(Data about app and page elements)
__________________________________________________
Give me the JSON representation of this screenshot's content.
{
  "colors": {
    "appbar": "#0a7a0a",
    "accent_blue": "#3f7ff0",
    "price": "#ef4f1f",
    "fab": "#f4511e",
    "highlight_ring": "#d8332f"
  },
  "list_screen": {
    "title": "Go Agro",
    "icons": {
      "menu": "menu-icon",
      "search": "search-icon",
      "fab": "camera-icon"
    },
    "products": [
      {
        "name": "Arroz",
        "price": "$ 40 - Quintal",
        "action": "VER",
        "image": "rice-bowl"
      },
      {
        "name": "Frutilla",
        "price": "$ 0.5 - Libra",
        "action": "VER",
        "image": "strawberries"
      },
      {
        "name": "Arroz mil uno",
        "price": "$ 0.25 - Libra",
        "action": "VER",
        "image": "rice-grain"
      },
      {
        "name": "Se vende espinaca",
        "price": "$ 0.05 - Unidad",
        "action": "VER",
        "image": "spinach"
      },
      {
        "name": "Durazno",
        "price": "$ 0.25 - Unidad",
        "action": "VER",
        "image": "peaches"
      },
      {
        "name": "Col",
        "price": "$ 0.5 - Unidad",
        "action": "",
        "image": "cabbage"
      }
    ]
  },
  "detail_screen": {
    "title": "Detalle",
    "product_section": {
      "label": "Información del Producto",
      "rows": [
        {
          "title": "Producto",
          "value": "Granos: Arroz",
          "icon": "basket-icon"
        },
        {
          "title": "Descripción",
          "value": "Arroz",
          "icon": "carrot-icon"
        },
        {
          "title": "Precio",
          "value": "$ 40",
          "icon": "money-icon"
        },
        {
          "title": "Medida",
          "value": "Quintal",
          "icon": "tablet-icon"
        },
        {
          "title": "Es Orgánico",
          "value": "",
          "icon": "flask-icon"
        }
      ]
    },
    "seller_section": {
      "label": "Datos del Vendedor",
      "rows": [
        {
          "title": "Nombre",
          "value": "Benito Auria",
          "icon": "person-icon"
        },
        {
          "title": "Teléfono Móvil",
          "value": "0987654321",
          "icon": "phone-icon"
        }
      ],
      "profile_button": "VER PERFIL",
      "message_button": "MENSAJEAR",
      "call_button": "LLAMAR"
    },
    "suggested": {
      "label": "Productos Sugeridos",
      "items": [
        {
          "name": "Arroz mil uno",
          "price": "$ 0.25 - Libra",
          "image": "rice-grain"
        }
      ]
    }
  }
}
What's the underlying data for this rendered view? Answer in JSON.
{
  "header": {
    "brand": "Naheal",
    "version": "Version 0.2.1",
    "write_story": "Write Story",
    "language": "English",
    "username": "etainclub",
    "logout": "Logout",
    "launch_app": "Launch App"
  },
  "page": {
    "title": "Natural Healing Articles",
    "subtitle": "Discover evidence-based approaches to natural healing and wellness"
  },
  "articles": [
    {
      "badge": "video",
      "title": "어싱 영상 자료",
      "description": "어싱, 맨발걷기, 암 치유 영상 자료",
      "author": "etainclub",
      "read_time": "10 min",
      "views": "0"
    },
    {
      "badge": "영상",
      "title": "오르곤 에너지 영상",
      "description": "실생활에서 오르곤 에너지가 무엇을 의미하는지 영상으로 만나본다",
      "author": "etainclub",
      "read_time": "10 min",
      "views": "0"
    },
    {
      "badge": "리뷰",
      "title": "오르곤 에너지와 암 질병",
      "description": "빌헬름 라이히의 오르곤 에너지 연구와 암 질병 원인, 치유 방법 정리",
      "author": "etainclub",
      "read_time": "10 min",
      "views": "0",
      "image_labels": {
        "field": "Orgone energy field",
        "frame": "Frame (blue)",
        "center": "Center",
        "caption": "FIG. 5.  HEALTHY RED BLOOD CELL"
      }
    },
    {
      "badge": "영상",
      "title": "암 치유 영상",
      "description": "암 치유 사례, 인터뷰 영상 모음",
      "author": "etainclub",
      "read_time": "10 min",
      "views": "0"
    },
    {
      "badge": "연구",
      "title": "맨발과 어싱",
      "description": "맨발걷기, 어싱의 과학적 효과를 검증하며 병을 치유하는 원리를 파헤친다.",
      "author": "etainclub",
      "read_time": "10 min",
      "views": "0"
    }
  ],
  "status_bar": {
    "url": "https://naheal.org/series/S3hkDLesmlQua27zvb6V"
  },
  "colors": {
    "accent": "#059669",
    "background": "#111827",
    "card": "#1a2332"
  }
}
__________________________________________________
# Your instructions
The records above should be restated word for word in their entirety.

# Solution below
Give me the JSON representation of this screenshot's content.
{
  "colors": {
    "appbar": "#0a7a0a",
    "accent_blue": "#3f7ff0",
    "price": "#ef4f1f",
    "fab": "#f4511e",
    "highlight_ring": "#d8332f"
  },
  "list_screen": {
    "title": "Go Agro",
    "icons": {
      "menu": "menu-icon",
      "search": "search-icon",
      "fab": "camera-icon"
    },
    "products": [
      {
        "name": "Arroz",
        "price": "$ 40 - Quintal",
        "action": "VER",
        "image": "rice-bowl"
      },
      {
        "name": "Frutilla",
        "price": "$ 0.5 - Libra",
        "action": "VER",
        "image": "strawberries"
      },
      {
        "name": "Arroz mil uno",
        "price": "$ 0.25 - Libra",
        "action": "VER",
        "image": "rice-grain"
      },
      {
        "name": "Se vende espinaca",
        "price": "$ 0.05 - Unidad",
        "action": "VER",
        "image": "spinach"
      },
      {
        "name": "Durazno",
        "price": "$ 0.25 - Unidad",
        "action": "VER",
        "image": "peaches"
      },
      {
        "name": "Col",
        "price": "$ 0.5 - Unidad",
        "action": "",
        "image": "cabbage"
      }
    ]
  },
  "detail_screen": {
    "title": "Detalle",
    "product_section": {
      "label": "Información del Producto",
      "rows": [
        {
          "title": "Producto",
          "value": "Granos: Arroz",
          "icon": "basket-icon"
        },
        {
          "title": "Descripción",
          "value": "Arroz",
          "icon": "carrot-icon"
        },
        {
          "title": "Precio",
          "value": "$ 40",
          "icon": "money-icon"
        },
        {
          "title": "Medida",
          "value": "Quintal",
          "icon": "tablet-icon"
        },
        {
          "title": "Es Orgánico",
          "value": "",
          "icon": "flask-icon"
        }
      ]
    },
    "seller_section": {
      "label": "Datos del Vendedor",
      "rows": [
        {
          "title": "Nombre",
          "value": "Benito Auria",
          "icon": "person-icon"
        },
        {
          "title": "Teléfono Móvil",
          "value": "0987654321",
          "icon": "phone-icon"
        }
      ],
      "profile_button": "VER PERFIL",
      "message_button": "MENSAJEAR",
      "call_button": "LLAMAR"
    },
    "suggested": {
      "label": "Productos Sugeridos",
      "items": [
        {
          "name": "Arroz mil uno",
          "price": "$ 0.25 - Libra",
          "image": "rice-grain"
        }
      ]
    }
  }
}
What's the underlying data for this rendered view? Answer in JSON.
{
  "header": {
    "brand": "Naheal",
    "version": "Version 0.2.1",
    "write_story": "Write Story",
    "language": "English",
    "username": "etainclub",
    "logout": "Logout",
    "launch_app": "Launch App"
  },
  "page": {
    "title": "Natural Healing Articles",
    "subtitle": "Discover evidence-based approaches to natural healing and wellness"
  },
  "articles": [
    {
      "badge": "video",
      "title": "어싱 영상 자료",
      "description": "어싱, 맨발걷기, 암 치유 영상 자료",
      "author": "etainclub",
      "read_time": "10 min",
      "views": "0"
    },
    {
      "badge": "영상",
      "title": "오르곤 에너지 영상",
      "description": "실생활에서 오르곤 에너지가 무엇을 의미하는지 영상으로 만나본다",
      "author": "etainclub",
      "read_time": "10 min",
      "views": "0"
    },
    {
      "badge": "리뷰",
      "title": "오르곤 에너지와 암 질병",
      "description": "빌헬름 라이히의 오르곤 에너지 연구와 암 질병 원인, 치유 방법 정리",
      "author": "etainclub",
      "read_time": "10 min",
      "views": "0",
      "image_labels": {
        "field": "Orgone energy field",
        "frame": "Frame (blue)",
        "center": "Center",
        "caption": "FIG. 5.  HEALTHY RED BLOOD CELL"
      }
    },
    {
      "badge": "영상",
      "title": "암 치유 영상",
      "description": "암 치유 사례, 인터뷰 영상 모음",
      "author": "etainclub",
      "read_time": "10 min",
      "views": "0"
    },
    {
      "badge": "연구",
      "title": "맨발과 어싱",
      "description": "맨발걷기, 어싱의 과학적 효과를 검증하며 병을 치유하는 원리를 파헤친다.",
      "author": "etainclub",
      "read_time": "10 min",
      "views": "0"
    }
  ],
  "status_bar": {
    "url": "https://naheal.org/series/S3hkDLesmlQua27zvb6V"
  },
  "colors": {
    "accent": "#059669",
    "background": "#111827",
    "card": "#1a2332"
  }
}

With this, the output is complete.